Ask a scientist about the link between facial expressions, language and cognition
COLUMBUS, Ohio—On Friday, April 29, Aleix Martinez will answer questions in a live online Q&A session on the social media site reddit. He'll discuss how he identified the "not face"—a universal expression of disapproval—as well as the implications of his research for human cognition and the origin of language.
Go to the reddit science AMA page on Friday morning to submit your questions, and tune in at 1 p.m. ET to see the answers and join the discussion.
As a cognitive scientist, Martinez wants to understand how the human brain works. But his methods are different than you might think.
"I take a computational view," said the professor of electrical and computer engineering at The Ohio State University. "This means I assume the brain performs a series of computations, similar to those executed by a computer, to decide how to interpret and respond to some input or situation."
In computational terms, a facial expression encodes information, and researchers have long wondered how exactly the brain is so good at decoding that information.
"You can think about my work as identifying the algorithm the brain uses to solve a problem," he added.

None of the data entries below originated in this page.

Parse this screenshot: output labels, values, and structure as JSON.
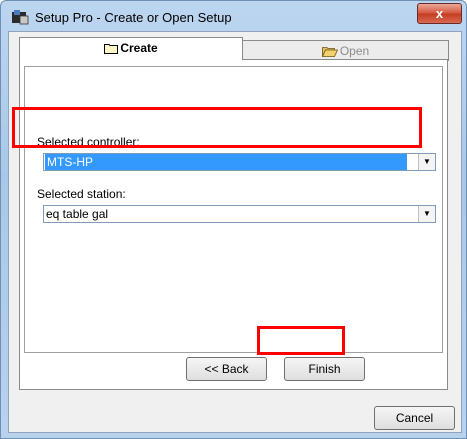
{
  "window": {
    "title": "Setup Pro - Create or Open Setup",
    "close_label": "x"
  },
  "tabs": [
    {
      "label": "Create",
      "mnemonic": "r",
      "active": true
    },
    {
      "label": "Open",
      "mnemonic": "O",
      "active": false
    }
  ],
  "fields": {
    "controller": {
      "label": "Selected controller:",
      "value": "MTS-HP"
    },
    "station": {
      "label": "Selected station:",
      "value": "eq table gal"
    }
  },
  "buttons": {
    "back": "<< Back",
    "finish": "Finish",
    "cancel": "Cancel"
  },
  "colors": {
    "selection": "#3399ff",
    "annotation": "#ff0000",
    "close": "#c43a22"
  },
  "icons": [
    "app-icon",
    "folder-icon",
    "open-folder-icon",
    "dropdown-arrow-icon",
    "close-icon"
  ]
}
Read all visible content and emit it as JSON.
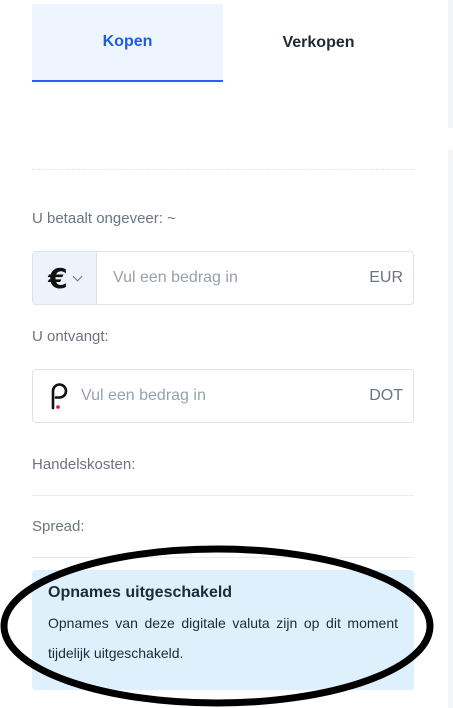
{
  "tabs": [
    {
      "label": "Kopen",
      "active": true
    },
    {
      "label": "Verkopen",
      "active": false
    }
  ],
  "pay": {
    "label": "U betaalt ongeveer: ~",
    "currency_symbol": "€",
    "placeholder": "Vul een bedrag in",
    "unit": "EUR"
  },
  "receive": {
    "label": "U ontvangt:",
    "placeholder": "Vul een bedrag in",
    "unit": "DOT",
    "icon": "polkadot-icon"
  },
  "fees": {
    "trading_label": "Handelskosten:",
    "spread_label": "Spread:"
  },
  "notice": {
    "title": "Opnames uitgeschakeld",
    "text": "Opnames van deze digitale valuta zijn op dit moment tijdelijk uitgeschakeld."
  },
  "colors": {
    "accent": "#2563eb",
    "notice_bg": "#dff0fd",
    "annotation": "#000000"
  }
}
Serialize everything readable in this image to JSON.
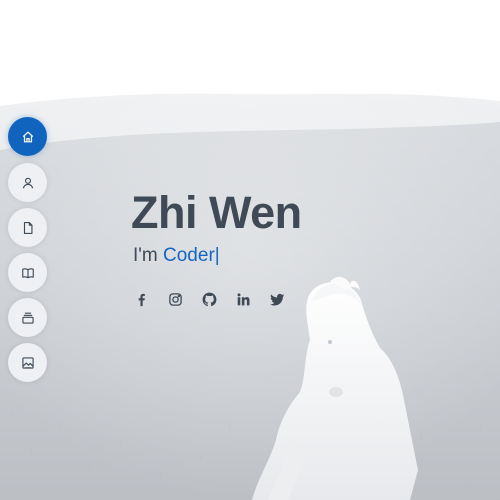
{
  "hero": {
    "name": "Zhi Wen",
    "prefix": "I'm ",
    "typed_text": "Coder",
    "cursor": "|"
  },
  "nav": {
    "items": [
      {
        "id": "home",
        "icon": "home-icon",
        "active": true
      },
      {
        "id": "about",
        "icon": "person-icon",
        "active": false
      },
      {
        "id": "resume",
        "icon": "file-icon",
        "active": false
      },
      {
        "id": "portfolio",
        "icon": "book-icon",
        "active": false
      },
      {
        "id": "services",
        "icon": "stack-icon",
        "active": false
      },
      {
        "id": "contact",
        "icon": "image-icon",
        "active": false
      }
    ]
  },
  "social": [
    "facebook-icon",
    "instagram-icon",
    "github-icon",
    "linkedin-icon",
    "twitter-icon"
  ],
  "colors": {
    "accent": "#1164bd",
    "text": "#3f4a56",
    "nav_bg": "#eef0f3"
  }
}
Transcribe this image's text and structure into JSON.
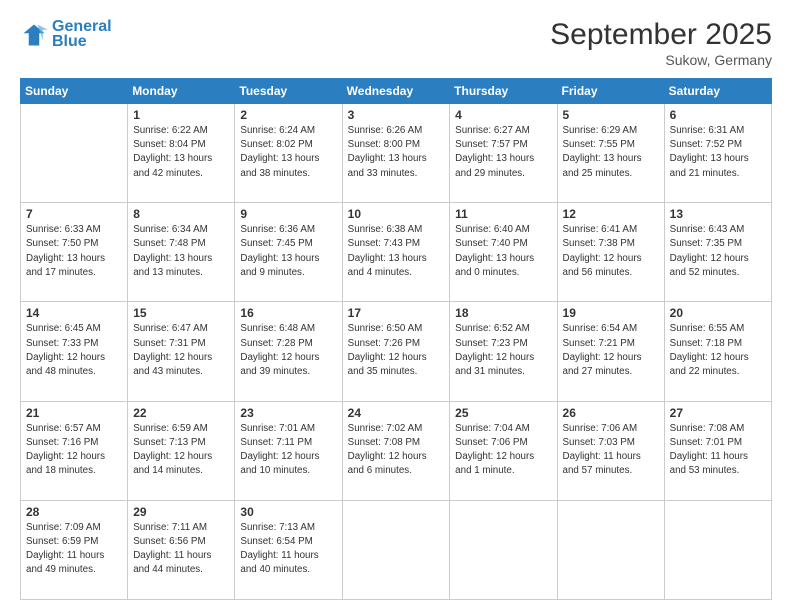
{
  "header": {
    "logo_line1": "General",
    "logo_line2": "Blue",
    "month": "September 2025",
    "location": "Sukow, Germany"
  },
  "weekdays": [
    "Sunday",
    "Monday",
    "Tuesday",
    "Wednesday",
    "Thursday",
    "Friday",
    "Saturday"
  ],
  "weeks": [
    [
      {
        "day": "",
        "info": ""
      },
      {
        "day": "1",
        "info": "Sunrise: 6:22 AM\nSunset: 8:04 PM\nDaylight: 13 hours\nand 42 minutes."
      },
      {
        "day": "2",
        "info": "Sunrise: 6:24 AM\nSunset: 8:02 PM\nDaylight: 13 hours\nand 38 minutes."
      },
      {
        "day": "3",
        "info": "Sunrise: 6:26 AM\nSunset: 8:00 PM\nDaylight: 13 hours\nand 33 minutes."
      },
      {
        "day": "4",
        "info": "Sunrise: 6:27 AM\nSunset: 7:57 PM\nDaylight: 13 hours\nand 29 minutes."
      },
      {
        "day": "5",
        "info": "Sunrise: 6:29 AM\nSunset: 7:55 PM\nDaylight: 13 hours\nand 25 minutes."
      },
      {
        "day": "6",
        "info": "Sunrise: 6:31 AM\nSunset: 7:52 PM\nDaylight: 13 hours\nand 21 minutes."
      }
    ],
    [
      {
        "day": "7",
        "info": "Sunrise: 6:33 AM\nSunset: 7:50 PM\nDaylight: 13 hours\nand 17 minutes."
      },
      {
        "day": "8",
        "info": "Sunrise: 6:34 AM\nSunset: 7:48 PM\nDaylight: 13 hours\nand 13 minutes."
      },
      {
        "day": "9",
        "info": "Sunrise: 6:36 AM\nSunset: 7:45 PM\nDaylight: 13 hours\nand 9 minutes."
      },
      {
        "day": "10",
        "info": "Sunrise: 6:38 AM\nSunset: 7:43 PM\nDaylight: 13 hours\nand 4 minutes."
      },
      {
        "day": "11",
        "info": "Sunrise: 6:40 AM\nSunset: 7:40 PM\nDaylight: 13 hours\nand 0 minutes."
      },
      {
        "day": "12",
        "info": "Sunrise: 6:41 AM\nSunset: 7:38 PM\nDaylight: 12 hours\nand 56 minutes."
      },
      {
        "day": "13",
        "info": "Sunrise: 6:43 AM\nSunset: 7:35 PM\nDaylight: 12 hours\nand 52 minutes."
      }
    ],
    [
      {
        "day": "14",
        "info": "Sunrise: 6:45 AM\nSunset: 7:33 PM\nDaylight: 12 hours\nand 48 minutes."
      },
      {
        "day": "15",
        "info": "Sunrise: 6:47 AM\nSunset: 7:31 PM\nDaylight: 12 hours\nand 43 minutes."
      },
      {
        "day": "16",
        "info": "Sunrise: 6:48 AM\nSunset: 7:28 PM\nDaylight: 12 hours\nand 39 minutes."
      },
      {
        "day": "17",
        "info": "Sunrise: 6:50 AM\nSunset: 7:26 PM\nDaylight: 12 hours\nand 35 minutes."
      },
      {
        "day": "18",
        "info": "Sunrise: 6:52 AM\nSunset: 7:23 PM\nDaylight: 12 hours\nand 31 minutes."
      },
      {
        "day": "19",
        "info": "Sunrise: 6:54 AM\nSunset: 7:21 PM\nDaylight: 12 hours\nand 27 minutes."
      },
      {
        "day": "20",
        "info": "Sunrise: 6:55 AM\nSunset: 7:18 PM\nDaylight: 12 hours\nand 22 minutes."
      }
    ],
    [
      {
        "day": "21",
        "info": "Sunrise: 6:57 AM\nSunset: 7:16 PM\nDaylight: 12 hours\nand 18 minutes."
      },
      {
        "day": "22",
        "info": "Sunrise: 6:59 AM\nSunset: 7:13 PM\nDaylight: 12 hours\nand 14 minutes."
      },
      {
        "day": "23",
        "info": "Sunrise: 7:01 AM\nSunset: 7:11 PM\nDaylight: 12 hours\nand 10 minutes."
      },
      {
        "day": "24",
        "info": "Sunrise: 7:02 AM\nSunset: 7:08 PM\nDaylight: 12 hours\nand 6 minutes."
      },
      {
        "day": "25",
        "info": "Sunrise: 7:04 AM\nSunset: 7:06 PM\nDaylight: 12 hours\nand 1 minute."
      },
      {
        "day": "26",
        "info": "Sunrise: 7:06 AM\nSunset: 7:03 PM\nDaylight: 11 hours\nand 57 minutes."
      },
      {
        "day": "27",
        "info": "Sunrise: 7:08 AM\nSunset: 7:01 PM\nDaylight: 11 hours\nand 53 minutes."
      }
    ],
    [
      {
        "day": "28",
        "info": "Sunrise: 7:09 AM\nSunset: 6:59 PM\nDaylight: 11 hours\nand 49 minutes."
      },
      {
        "day": "29",
        "info": "Sunrise: 7:11 AM\nSunset: 6:56 PM\nDaylight: 11 hours\nand 44 minutes."
      },
      {
        "day": "30",
        "info": "Sunrise: 7:13 AM\nSunset: 6:54 PM\nDaylight: 11 hours\nand 40 minutes."
      },
      {
        "day": "",
        "info": ""
      },
      {
        "day": "",
        "info": ""
      },
      {
        "day": "",
        "info": ""
      },
      {
        "day": "",
        "info": ""
      }
    ]
  ]
}
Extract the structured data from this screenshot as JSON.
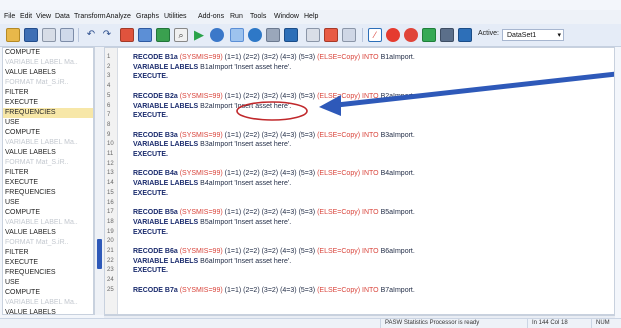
{
  "menubar": {
    "items": [
      "File",
      "Edit",
      "View",
      "Data",
      "Transform",
      "Analyze",
      "Graphs",
      "Utilities",
      "Add-ons",
      "Run",
      "Tools",
      "Window",
      "Help"
    ]
  },
  "toolbar": {
    "active_label": "Active:",
    "dataset_value": "DataSet1",
    "colors": {
      "play": "#2aa34a",
      "record_red": "#e53b2f",
      "green_check": "#35a956",
      "blue": "#2d6fb8"
    }
  },
  "outline": {
    "items": [
      {
        "label": "COMPUTE",
        "faded": false,
        "selected": false
      },
      {
        "label": "VARIABLE LABEL Ma..",
        "faded": true,
        "selected": false
      },
      {
        "label": "VALUE LABELS",
        "faded": false,
        "selected": false
      },
      {
        "label": "FORMAT Mat_S.iR..",
        "faded": true,
        "selected": false
      },
      {
        "label": "FILTER",
        "faded": false,
        "selected": false
      },
      {
        "label": "EXECUTE",
        "faded": false,
        "selected": false
      },
      {
        "label": "FREQUENCIES",
        "faded": false,
        "selected": true
      },
      {
        "label": "USE",
        "faded": false,
        "selected": false
      },
      {
        "label": "COMPUTE",
        "faded": false,
        "selected": false
      },
      {
        "label": "VARIABLE LABEL Ma..",
        "faded": true,
        "selected": false
      },
      {
        "label": "VALUE LABELS",
        "faded": false,
        "selected": false
      },
      {
        "label": "FORMAT Mat_S.iR..",
        "faded": true,
        "selected": false
      },
      {
        "label": "FILTER",
        "faded": false,
        "selected": false
      },
      {
        "label": "EXECUTE",
        "faded": false,
        "selected": false
      },
      {
        "label": "FREQUENCIES",
        "faded": false,
        "selected": false
      },
      {
        "label": "USE",
        "faded": false,
        "selected": false
      },
      {
        "label": "COMPUTE",
        "faded": false,
        "selected": false
      },
      {
        "label": "VARIABLE LABEL Ma..",
        "faded": true,
        "selected": false
      },
      {
        "label": "VALUE LABELS",
        "faded": false,
        "selected": false
      },
      {
        "label": "FORMAT Mat_S.iR..",
        "faded": true,
        "selected": false
      },
      {
        "label": "FILTER",
        "faded": false,
        "selected": false
      },
      {
        "label": "EXECUTE",
        "faded": false,
        "selected": false
      },
      {
        "label": "FREQUENCIES",
        "faded": false,
        "selected": false
      },
      {
        "label": "USE",
        "faded": false,
        "selected": false
      },
      {
        "label": "COMPUTE",
        "faded": false,
        "selected": false
      },
      {
        "label": "VARIABLE LABEL Ma..",
        "faded": true,
        "selected": false
      },
      {
        "label": "VALUE LABELS",
        "faded": false,
        "selected": false
      }
    ]
  },
  "editor": {
    "lines": [
      {
        "n": "1",
        "kind": "recode",
        "text": "RECODE B1a",
        "paren": "(SYSMIS=99)",
        "mid": "(1=1) (2=2) (3=2) (4=3) (5=3)",
        "else": "(ELSE=Copy)",
        "into": "INTO",
        "target": "B1aImport."
      },
      {
        "n": "2",
        "kind": "label",
        "kw": "VARIABLE LABELS",
        "rest": "B1aImport 'Insert asset here'."
      },
      {
        "n": "3",
        "kind": "exec",
        "kw": "EXECUTE."
      },
      {
        "n": "4",
        "kind": "blank"
      },
      {
        "n": "5",
        "kind": "recode",
        "text": "RECODE B2a",
        "paren": "(SYSMIS=99)",
        "mid": "(1=1) (2=2) (3=2) (4=3) (5=3)",
        "else": "(ELSE=Copy)",
        "into": "INTO",
        "target": "B2aImport."
      },
      {
        "n": "6",
        "kind": "label",
        "kw": "VARIABLE LABELS",
        "rest": "B2aImport 'Insert asset here'."
      },
      {
        "n": "7",
        "kind": "exec",
        "kw": "EXECUTE."
      },
      {
        "n": "8",
        "kind": "blank"
      },
      {
        "n": "9",
        "kind": "recode",
        "text": "RECODE B3a",
        "paren": "(SYSMIS=99)",
        "mid": "(1=1) (2=2) (3=2) (4=3) (5=3)",
        "else": "(ELSE=Copy)",
        "into": "INTO",
        "target": "B3aImport."
      },
      {
        "n": "10",
        "kind": "label",
        "kw": "VARIABLE LABELS",
        "rest": "B3aImport 'Insert asset here'."
      },
      {
        "n": "11",
        "kind": "exec",
        "kw": "EXECUTE."
      },
      {
        "n": "12",
        "kind": "blank"
      },
      {
        "n": "13",
        "kind": "recode",
        "text": "RECODE B4a",
        "paren": "(SYSMIS=99)",
        "mid": "(1=1) (2=2) (3=2) (4=3) (5=3)",
        "else": "(ELSE=Copy)",
        "into": "INTO",
        "target": "B4aImport."
      },
      {
        "n": "14",
        "kind": "label",
        "kw": "VARIABLE LABELS",
        "rest": "B4aImport 'Insert asset here'."
      },
      {
        "n": "15",
        "kind": "exec",
        "kw": "EXECUTE."
      },
      {
        "n": "16",
        "kind": "blank"
      },
      {
        "n": "17",
        "kind": "recode",
        "text": "RECODE B5a",
        "paren": "(SYSMIS=99)",
        "mid": "(1=1) (2=2) (3=2) (4=3) (5=3)",
        "else": "(ELSE=Copy)",
        "into": "INTO",
        "target": "B5aImport."
      },
      {
        "n": "18",
        "kind": "label",
        "kw": "VARIABLE LABELS",
        "rest": "B5aImport 'Insert asset here'."
      },
      {
        "n": "19",
        "kind": "exec",
        "kw": "EXECUTE."
      },
      {
        "n": "20",
        "kind": "blank"
      },
      {
        "n": "21",
        "kind": "recode",
        "text": "RECODE B6a",
        "paren": "(SYSMIS=99)",
        "mid": "(1=1) (2=2) (3=2) (4=3) (5=3)",
        "else": "(ELSE=Copy)",
        "into": "INTO",
        "target": "B6aImport."
      },
      {
        "n": "22",
        "kind": "label",
        "kw": "VARIABLE LABELS",
        "rest": "B6aImport 'Insert asset here'."
      },
      {
        "n": "23",
        "kind": "exec",
        "kw": "EXECUTE."
      },
      {
        "n": "24",
        "kind": "blank"
      },
      {
        "n": "25",
        "kind": "recode",
        "text": "RECODE B7a",
        "paren": "(SYSMIS=99)",
        "mid": "(1=1) (2=2) (3=2) (4=3) (5=3)",
        "else": "(ELSE=Copy)",
        "into": "INTO",
        "target": "B7aImport."
      }
    ],
    "colors": {
      "keyword": "#1a2b6d",
      "secondary": "#d9453c",
      "annotation": "#c0282b",
      "arrow": "#2e59b9"
    }
  },
  "statusbar": {
    "processor": "PASW Statistics Processor is ready",
    "position": "In 144 Col 18",
    "num": "NUM"
  }
}
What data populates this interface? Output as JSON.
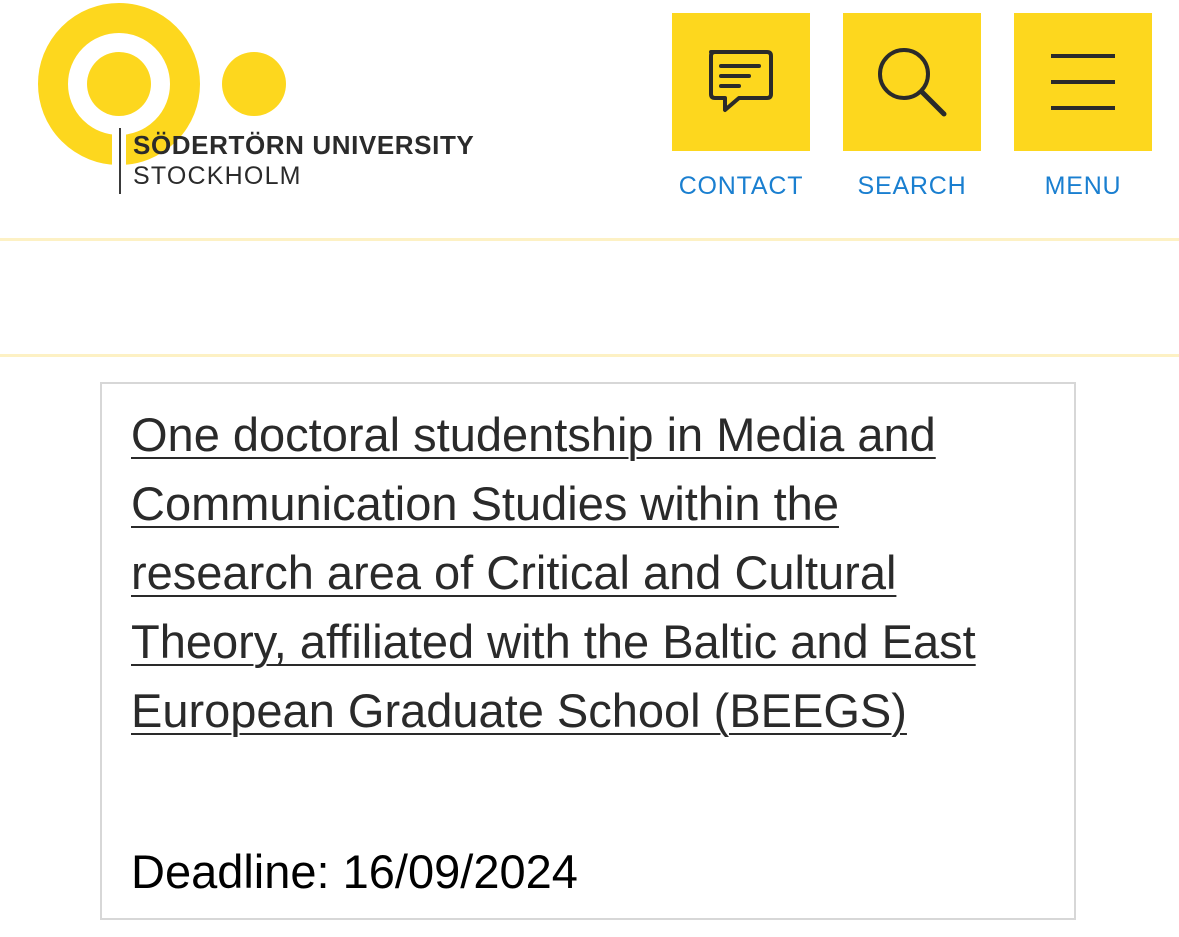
{
  "header": {
    "logo": {
      "name": "SÖDERTÖRN UNIVERSITY",
      "city": "STOCKHOLM"
    },
    "nav": [
      {
        "label": "CONTACT",
        "icon": "chat-icon"
      },
      {
        "label": "SEARCH",
        "icon": "search-icon"
      },
      {
        "label": "MENU",
        "icon": "hamburger-icon"
      }
    ]
  },
  "card": {
    "title": "One doctoral studentship in Media and Communication Studies within the research area of Critical and Cultural Theory, affiliated with the Baltic and East European Graduate School (BEEGS)",
    "deadline_label": "Deadline:",
    "deadline_date": "16/09/2024"
  },
  "colors": {
    "brand_yellow": "#fdd71e",
    "link_blue": "#1a7fd0",
    "rule": "#fdf1c4",
    "card_border": "#d7d7d7"
  }
}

Previously, Martinez showed that facial expressions of emotion can be universally understood, and the brain may interpret them in a way similar to spoken words. In his latest research, he and his team have created a machine learning algorithm that can identify the facial expression a person is looking at 60 percent of the time, based solely on the image of his or her brain in a functional magnetic resonance imaging (fMRI) machine. The fMRI images enabled them to pinpoint, for the first time, the site in the brain that decodes facial expressions.